-- What you are asked to do --
Going through the entries below, copy out each line that contains "упражнения".

-- Data under study --
★ ★ ★ ★

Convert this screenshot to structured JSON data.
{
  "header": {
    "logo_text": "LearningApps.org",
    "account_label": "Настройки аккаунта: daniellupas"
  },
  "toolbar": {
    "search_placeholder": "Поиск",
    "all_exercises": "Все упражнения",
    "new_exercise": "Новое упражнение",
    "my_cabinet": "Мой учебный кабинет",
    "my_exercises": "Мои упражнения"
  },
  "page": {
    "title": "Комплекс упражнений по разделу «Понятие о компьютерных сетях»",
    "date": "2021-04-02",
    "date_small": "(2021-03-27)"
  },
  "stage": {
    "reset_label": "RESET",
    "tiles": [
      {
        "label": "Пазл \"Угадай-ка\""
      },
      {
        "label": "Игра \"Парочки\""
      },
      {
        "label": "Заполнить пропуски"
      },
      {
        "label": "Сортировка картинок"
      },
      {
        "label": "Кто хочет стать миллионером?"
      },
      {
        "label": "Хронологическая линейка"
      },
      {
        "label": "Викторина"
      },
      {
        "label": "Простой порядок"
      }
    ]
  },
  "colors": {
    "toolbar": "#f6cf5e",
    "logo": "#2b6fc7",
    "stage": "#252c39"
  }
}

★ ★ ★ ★

-- Solution to this problem --
    "all_exercises": "Все упражнения",
    "my_exercises": "Мои упражнения"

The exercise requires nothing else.